It is no surprise that a recent report commissioned by the Parti Québécois recommends that  “Québec history programs be reconciled with its national narrative” so that all political, economic and social events fit one single story of “Québec’s singular experience.”  The 42-page report, which includes no less than 161 references to the “Québec nation,” aims to reconcile the official school history with collective memory. But such a curriculum will make it difficult for students to see the complexity of history and the multiple, divergent narratives that make up the Canadian story.  Twenty-first century students live in a multicultural and multinational world of competing stories and claims about the past.  As educator Sam Wineburg contends, historical consciousness does not emanate in neat concentric circles from the home, to the school, to the province, and to the nation.  

What Québec, and indeed, all Canadian students need in the circumstances is not an education that will enhance their collective memory but rich scholastic opportunities to make sense of competing historical narratives of Canada. This competence in “narrative thinking” can best be understood as the ability to use historical tools to appreciate how stories of the nation get created.  This in turn allows young people to ultimately acquire – or even craft - more valid narrative interpretations of the past than are offered publicly through the media and other sources of collective memory. Students can express preference for the story of la survivance for a number of good reasons  (identity, insecurity, etc.) but their interpretations would be impoverished if they were not expected to consider other possibilities and narrative orientations.  To be educationally sound, the historical narratives employed by students must not only be practically relevant to their lives, they must also be valid and admit to the existence and value of alternative narratives.  The future of Québec and Canada demands no less.

Access the original article published in French in Le Droit, 25 February 2014

Photo: The Death of General Wolfe by Benjamin West. Oil on canvas, 1770, from Wikipedia Commons.

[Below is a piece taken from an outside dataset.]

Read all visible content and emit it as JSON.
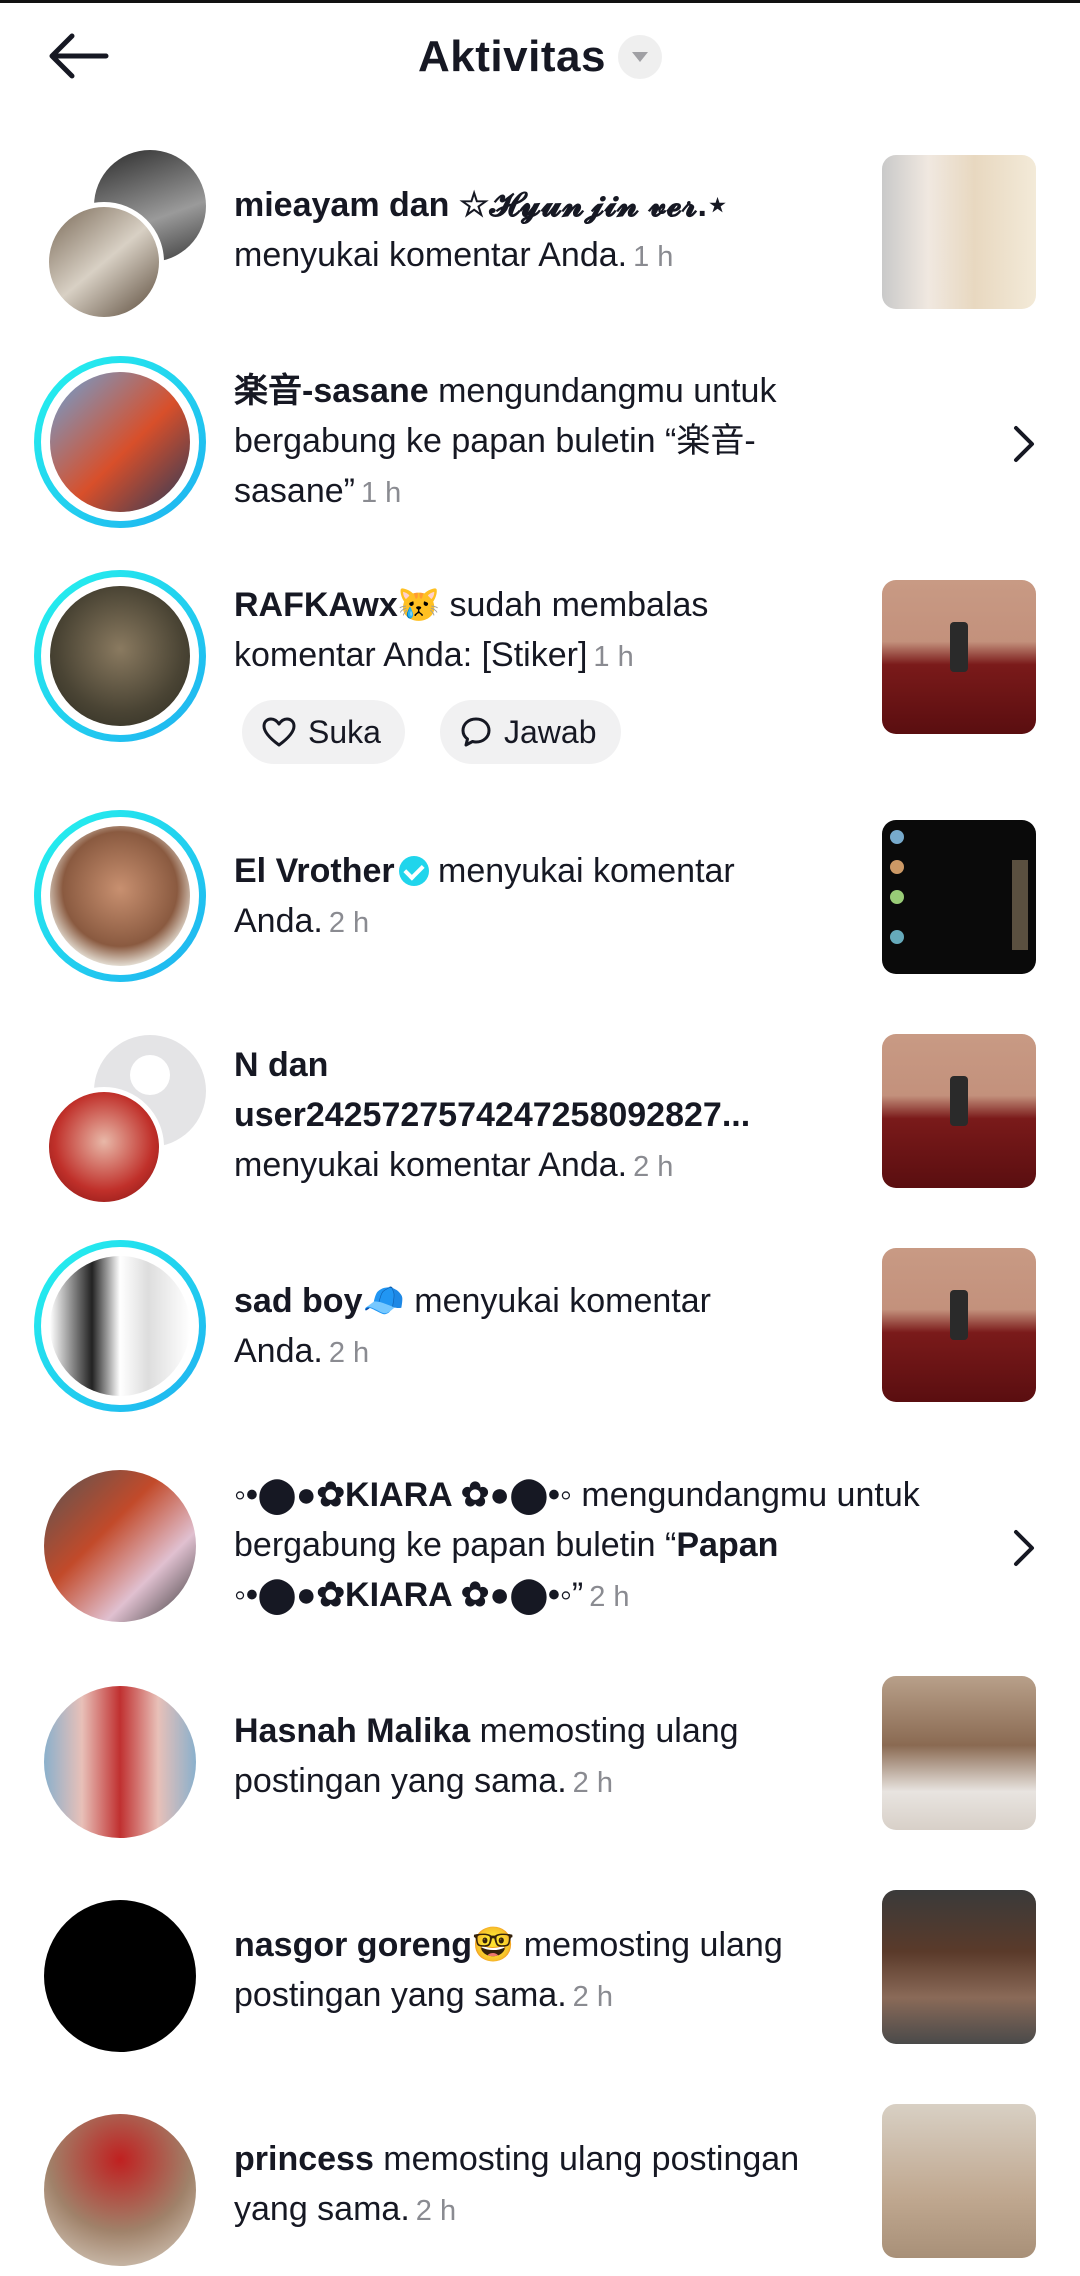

Thanks for contributing this thought-provoking and insightful post Stephane. I have a couple of comments about your article. You claim that current history programs in Quebec and elsewhere in Canada, "no longer teach history through narratives" because the focus is now placed on developing historical thinking and citizenship skills. Although I agree that many provincial curricula have now placed some emphasis on historical thinking, I would argue that there is a large gulf between the prescribed curricula and the enacted curricula in these provinces, and it is possible that many teachers are still adopting a narrative approach in their practice that is either explicitly or implicitly offering a dominant narrative. 

Also, I don't think that when it comes to narrative thinking and historical thinking it is an either/or proposition. If students are taught to think historically they will be able to adjudicate between competing narratives and even construct their own defensible and reasoned narratives. That being said, it is important that future conceptions of historical thinking consider how the role of narratives, accounts and even historiography fit with the other second-order concepts that are currently being emphasized.

Reply to my blog post

Thank you Lindsay for your thoughful remarks. I agree with your two points. There is potentially a gap between what provincial curricula state and mandate and what teachers decide to do in class. Two elements to bear in mind here. 1) For this study, the Québec provincial examination clearly influences the way teachers 'interpret' the curriculum. Many teachers teach to the test. 2)Students' responses are from different classes in 11 different regions of Québec, taken before and after the implementation of the new curriculum (2006). We find no significant variations between students' responses between regions. 

Your last point about narrative thinking is crucial. We need to consider how historical thinking can empower students to (re)think their narrative vision of the nation. Simply presenting them the "concepts" in the context of a classroom activity (compare now and then, imagine you are a soldier in WWI, etc.) is unliekly to affect their narrative vision of history - and their historical consciousness.